a new member appeared from the sea preceded by a huge cloud of steam and smoke. It was named Surtsey after Surtr, a Norse fire-giant, and its birth was well exciting for 9 y.o. me even on a crappy black&white TV. Three weeks after it emerged from the waves, three journalists from Paris-Match landed to claim the island for France but they legged it 15 minutes later, when Surtr gave another dramatic belch. The volcanic action continued until June 1967 at which time the island was about 270 ha in extent. Since then, Winter storms have taken their toll and about half of the island has been washed away. It was obviously very interesting for geologists and vulcanologists to witness and record the development of a brand-new piece of ground. It was also a great project for several groups of ecologists as they recorded the invasion of land by a succession of plants and animals as soon as the place had cooled down. Because they can, botanists calculated that 75% of the invasive plants arrived in bird-shit, compared to 16% by wind dispersal and 9% washed up by the waves. The island is a UNESCO heritage site and care is taken to minimise the impact of humans on this natural ecosystem. "An improperly handled human defecation resulted in a tomato plant taking root . . ." makes you (well me, aNNyway) wonder what might be a properly handled human defecation might be. On a human scale, the midwifing of Surtsey seems violent in the extreme. We can't imagine the magnitude of the event(s) which brought 100,000x larger Iceland up from the deeps.
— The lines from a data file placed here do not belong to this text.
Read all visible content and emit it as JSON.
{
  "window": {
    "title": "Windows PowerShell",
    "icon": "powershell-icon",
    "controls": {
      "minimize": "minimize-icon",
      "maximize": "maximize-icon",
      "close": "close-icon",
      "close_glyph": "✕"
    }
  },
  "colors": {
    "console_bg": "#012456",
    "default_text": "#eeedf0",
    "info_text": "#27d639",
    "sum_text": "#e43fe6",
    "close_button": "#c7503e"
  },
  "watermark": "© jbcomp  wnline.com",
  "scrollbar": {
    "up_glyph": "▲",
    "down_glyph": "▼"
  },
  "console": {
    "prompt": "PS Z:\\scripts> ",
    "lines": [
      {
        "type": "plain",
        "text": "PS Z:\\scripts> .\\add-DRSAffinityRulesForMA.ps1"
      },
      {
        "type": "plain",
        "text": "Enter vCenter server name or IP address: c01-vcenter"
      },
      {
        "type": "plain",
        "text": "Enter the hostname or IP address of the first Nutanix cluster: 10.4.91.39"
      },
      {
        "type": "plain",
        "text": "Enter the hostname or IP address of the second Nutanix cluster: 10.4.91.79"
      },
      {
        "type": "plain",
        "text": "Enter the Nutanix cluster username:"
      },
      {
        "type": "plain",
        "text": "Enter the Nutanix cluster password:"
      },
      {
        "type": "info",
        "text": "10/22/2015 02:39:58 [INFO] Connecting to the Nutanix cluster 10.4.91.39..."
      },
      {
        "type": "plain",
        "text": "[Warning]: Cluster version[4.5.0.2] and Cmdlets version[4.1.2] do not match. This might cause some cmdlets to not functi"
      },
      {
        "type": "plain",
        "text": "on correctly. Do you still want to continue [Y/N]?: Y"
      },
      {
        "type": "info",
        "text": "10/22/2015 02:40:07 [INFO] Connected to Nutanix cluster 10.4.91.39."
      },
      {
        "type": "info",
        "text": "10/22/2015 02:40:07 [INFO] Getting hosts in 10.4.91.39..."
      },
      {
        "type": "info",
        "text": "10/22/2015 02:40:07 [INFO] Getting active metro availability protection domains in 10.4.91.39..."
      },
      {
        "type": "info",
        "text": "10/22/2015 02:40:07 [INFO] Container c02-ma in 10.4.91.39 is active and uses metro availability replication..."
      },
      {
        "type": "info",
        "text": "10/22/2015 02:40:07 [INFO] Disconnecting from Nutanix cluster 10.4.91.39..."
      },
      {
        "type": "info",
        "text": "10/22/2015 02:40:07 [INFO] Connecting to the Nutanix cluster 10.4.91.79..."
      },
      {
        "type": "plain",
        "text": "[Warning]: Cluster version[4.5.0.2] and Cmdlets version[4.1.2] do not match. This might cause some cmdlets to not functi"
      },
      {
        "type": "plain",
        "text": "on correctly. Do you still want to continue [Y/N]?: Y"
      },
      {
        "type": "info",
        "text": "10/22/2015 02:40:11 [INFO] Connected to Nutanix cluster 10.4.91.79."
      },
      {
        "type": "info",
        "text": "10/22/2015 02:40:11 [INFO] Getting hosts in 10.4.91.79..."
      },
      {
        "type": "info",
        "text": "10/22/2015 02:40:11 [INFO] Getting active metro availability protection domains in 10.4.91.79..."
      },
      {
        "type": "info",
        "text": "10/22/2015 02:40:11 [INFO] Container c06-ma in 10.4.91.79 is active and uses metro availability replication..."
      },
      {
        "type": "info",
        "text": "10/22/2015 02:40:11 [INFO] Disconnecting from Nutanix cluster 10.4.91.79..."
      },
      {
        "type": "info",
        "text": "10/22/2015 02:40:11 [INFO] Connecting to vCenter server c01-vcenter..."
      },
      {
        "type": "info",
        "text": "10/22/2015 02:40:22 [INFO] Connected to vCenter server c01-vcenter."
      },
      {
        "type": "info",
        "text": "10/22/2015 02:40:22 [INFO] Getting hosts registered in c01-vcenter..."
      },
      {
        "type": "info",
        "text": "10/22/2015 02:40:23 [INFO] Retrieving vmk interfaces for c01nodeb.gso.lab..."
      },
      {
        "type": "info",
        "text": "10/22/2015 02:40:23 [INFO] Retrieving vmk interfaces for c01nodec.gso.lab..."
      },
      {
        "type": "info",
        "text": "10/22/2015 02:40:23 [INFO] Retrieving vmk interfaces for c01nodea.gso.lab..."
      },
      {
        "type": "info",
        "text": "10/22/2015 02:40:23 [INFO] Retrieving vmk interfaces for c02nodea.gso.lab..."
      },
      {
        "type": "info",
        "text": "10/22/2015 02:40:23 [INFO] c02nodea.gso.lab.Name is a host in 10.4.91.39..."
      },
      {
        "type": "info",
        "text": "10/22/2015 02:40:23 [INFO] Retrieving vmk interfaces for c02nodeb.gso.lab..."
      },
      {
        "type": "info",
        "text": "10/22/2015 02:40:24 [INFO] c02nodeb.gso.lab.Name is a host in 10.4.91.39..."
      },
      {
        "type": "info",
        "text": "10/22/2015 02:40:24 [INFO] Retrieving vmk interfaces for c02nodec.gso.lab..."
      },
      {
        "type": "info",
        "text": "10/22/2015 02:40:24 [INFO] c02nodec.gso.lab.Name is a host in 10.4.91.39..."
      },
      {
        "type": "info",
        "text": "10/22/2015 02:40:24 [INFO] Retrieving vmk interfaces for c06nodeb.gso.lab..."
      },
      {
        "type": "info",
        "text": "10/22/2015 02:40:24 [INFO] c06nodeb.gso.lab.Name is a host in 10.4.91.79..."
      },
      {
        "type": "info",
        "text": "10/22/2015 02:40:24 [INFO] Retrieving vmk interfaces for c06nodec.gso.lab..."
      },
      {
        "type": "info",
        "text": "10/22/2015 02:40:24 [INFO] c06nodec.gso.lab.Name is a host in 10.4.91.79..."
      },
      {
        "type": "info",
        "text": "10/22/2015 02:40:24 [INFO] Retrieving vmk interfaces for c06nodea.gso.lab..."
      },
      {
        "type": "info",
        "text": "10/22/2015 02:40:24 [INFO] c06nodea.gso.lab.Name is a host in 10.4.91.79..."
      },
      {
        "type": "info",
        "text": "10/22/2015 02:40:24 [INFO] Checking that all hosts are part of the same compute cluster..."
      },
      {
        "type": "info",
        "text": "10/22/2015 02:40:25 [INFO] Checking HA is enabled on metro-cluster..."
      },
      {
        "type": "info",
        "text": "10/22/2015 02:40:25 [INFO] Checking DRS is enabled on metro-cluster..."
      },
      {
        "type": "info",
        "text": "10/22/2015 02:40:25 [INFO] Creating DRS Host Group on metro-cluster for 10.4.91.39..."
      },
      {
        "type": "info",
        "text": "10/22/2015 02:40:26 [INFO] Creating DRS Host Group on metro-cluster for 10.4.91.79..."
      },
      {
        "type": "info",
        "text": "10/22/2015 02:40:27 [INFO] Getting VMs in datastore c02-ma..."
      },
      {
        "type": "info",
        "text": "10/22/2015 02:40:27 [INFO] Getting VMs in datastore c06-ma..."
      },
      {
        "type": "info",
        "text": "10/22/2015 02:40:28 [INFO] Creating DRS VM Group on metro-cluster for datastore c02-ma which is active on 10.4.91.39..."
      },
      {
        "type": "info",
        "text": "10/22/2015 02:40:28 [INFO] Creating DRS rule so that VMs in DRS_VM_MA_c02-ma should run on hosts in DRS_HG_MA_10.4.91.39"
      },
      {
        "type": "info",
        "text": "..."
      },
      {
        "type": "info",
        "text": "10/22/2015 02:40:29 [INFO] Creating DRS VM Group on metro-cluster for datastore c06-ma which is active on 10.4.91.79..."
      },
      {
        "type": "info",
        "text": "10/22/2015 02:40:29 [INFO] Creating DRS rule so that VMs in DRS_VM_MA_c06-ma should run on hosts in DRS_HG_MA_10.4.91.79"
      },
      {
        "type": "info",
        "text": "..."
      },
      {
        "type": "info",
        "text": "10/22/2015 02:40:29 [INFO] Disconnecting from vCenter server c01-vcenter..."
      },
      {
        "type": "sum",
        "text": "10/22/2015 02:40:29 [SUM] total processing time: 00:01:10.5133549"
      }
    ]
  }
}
6 million tonnes of water was enough to cool and slow the advance sufficiently that the still flowing molten rock found an easier way to travel: away from the port. That's what's protestants do, they don't sit on a mat bewailing the will of god, they roll up their sleeves and act . . . sometimes it makes a difference. For those experiencing the trials of